Around 1985 there were many African Women living in the UK as students, professionals, migrants, refugees etc. They felt it was important for them to come together to provide support for themselves in a hostile foreign land and environment. They also wanted to sustain the links that they had with the social and political movements that they had been involved with. Some of them had been part of the Liberation struggles and some were part of the women’s movement and they wanted to sustain those links they had left behind on the continent.

AMwA realised the importance of developing an eye for new leadership and building on what was already there. And so it was that in 1995, AMwA led a delegation of young women to the Women’s Conference in Beijing. At this time, AMwA conducted a study to understand the challenges of young African women. The results of the study reflected that women on the continent did not have opportunities to express their ideas and no spaces to horn their skills.

So, after the years AMwA evolved along two lines; i.e. providing support for African Women in the UK and progressively African Women in Europe. The support they were giving to women on the continent was mainly through organising conferences every other year and sourcing some funding to allow active women’s representatives from the continent to attend international conferences but we felt that was not enough.

In 1996 AMwA’s Director then Bisi Adeleye-Fayemi, Everjoice Win and Stella Mukasa the then President of AMwA conceived the idea of organising a Leadership Institute. At the time, leadership institutes existed in other parts of the world but not Africa. Bisi pledged to take the leadership institute to Africa. Again, demonstrating how AMwA was taking charge of its own agenda. The first AWLI was then held in 1997 for three consecutive years in Kampala, Uganda, and Accra Ghana.
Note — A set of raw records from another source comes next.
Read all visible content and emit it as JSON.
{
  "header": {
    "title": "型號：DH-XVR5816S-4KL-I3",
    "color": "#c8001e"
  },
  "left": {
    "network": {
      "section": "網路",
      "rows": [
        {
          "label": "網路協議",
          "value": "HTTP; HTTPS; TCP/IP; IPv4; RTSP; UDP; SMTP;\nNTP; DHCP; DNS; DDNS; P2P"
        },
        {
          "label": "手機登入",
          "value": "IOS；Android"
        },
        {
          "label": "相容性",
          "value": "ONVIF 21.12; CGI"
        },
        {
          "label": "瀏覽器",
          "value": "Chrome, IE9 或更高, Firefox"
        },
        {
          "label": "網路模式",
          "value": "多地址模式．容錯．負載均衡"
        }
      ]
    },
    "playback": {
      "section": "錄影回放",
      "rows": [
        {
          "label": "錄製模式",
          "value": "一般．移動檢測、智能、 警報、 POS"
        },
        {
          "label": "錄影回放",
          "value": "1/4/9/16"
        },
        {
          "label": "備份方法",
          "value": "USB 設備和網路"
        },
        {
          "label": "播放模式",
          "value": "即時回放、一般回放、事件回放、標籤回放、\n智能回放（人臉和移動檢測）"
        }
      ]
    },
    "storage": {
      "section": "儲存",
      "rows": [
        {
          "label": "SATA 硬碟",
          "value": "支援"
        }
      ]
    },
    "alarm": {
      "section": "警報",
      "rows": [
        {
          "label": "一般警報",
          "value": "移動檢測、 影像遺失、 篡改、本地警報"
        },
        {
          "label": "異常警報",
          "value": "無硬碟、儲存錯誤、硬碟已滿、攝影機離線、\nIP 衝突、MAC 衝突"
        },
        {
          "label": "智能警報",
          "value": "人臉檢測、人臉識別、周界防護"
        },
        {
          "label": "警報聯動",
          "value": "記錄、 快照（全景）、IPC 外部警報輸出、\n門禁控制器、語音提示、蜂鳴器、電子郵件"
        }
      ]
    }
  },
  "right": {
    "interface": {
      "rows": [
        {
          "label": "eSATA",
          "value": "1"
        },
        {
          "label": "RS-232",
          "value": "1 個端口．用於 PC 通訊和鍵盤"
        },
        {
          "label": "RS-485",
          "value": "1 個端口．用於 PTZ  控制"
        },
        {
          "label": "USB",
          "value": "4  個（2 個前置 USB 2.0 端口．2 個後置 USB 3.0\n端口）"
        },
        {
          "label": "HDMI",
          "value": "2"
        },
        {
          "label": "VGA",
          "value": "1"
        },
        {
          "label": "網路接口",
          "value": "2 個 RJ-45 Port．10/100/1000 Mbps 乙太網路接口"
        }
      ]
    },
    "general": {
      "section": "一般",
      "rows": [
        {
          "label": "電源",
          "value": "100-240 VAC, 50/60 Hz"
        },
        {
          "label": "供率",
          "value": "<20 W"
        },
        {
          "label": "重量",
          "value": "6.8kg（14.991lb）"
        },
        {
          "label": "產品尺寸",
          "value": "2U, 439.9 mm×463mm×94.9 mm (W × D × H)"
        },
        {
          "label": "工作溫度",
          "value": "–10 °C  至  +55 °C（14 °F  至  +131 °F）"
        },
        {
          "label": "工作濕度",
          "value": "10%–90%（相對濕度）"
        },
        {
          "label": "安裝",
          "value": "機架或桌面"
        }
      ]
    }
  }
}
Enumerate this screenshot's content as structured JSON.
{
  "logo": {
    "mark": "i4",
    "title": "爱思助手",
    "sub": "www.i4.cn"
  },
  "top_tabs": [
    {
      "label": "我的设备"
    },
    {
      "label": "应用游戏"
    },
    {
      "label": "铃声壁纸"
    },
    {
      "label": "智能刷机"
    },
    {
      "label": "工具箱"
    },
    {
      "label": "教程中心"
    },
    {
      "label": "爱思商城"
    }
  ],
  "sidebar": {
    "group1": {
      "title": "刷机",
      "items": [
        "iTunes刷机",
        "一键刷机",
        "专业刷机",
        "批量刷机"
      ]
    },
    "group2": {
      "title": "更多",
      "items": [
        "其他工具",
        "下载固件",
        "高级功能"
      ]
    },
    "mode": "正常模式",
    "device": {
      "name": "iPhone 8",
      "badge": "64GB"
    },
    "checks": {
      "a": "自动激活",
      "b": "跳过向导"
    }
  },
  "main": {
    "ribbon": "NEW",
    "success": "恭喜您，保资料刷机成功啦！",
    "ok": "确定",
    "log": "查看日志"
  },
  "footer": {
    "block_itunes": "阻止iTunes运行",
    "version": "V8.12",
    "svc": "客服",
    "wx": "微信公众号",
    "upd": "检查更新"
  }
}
At the beginning the founders wanted to run the AWLI as a pilot for 3 years with the aim of securing a core group of African women on the continent preferably young African feminists who can define a more progressive agenda. They wanted to popularise the concept of women’s leadership. “The AWLI was actually the first program to come out and actively to define women as leaders. It was after AMwA started running the AWLI, naming women in the same sentence with leadership, that other programmes started emerging with similar concepts”Bisi narrates.

In setting up the AWLI the founders wanted to ask critical questions about who we are as women, what tools we bring to the women’s movement. What is our entry point and what are the things we would and would not take for granted. We wanted to build a feminist movement that was our agenda and has been since 1997.

To date the AWLI has become our niche; training over 4000 women across the African continent who are continuing to advance the women’s agenda on the continent in various ways including the establishment of organisations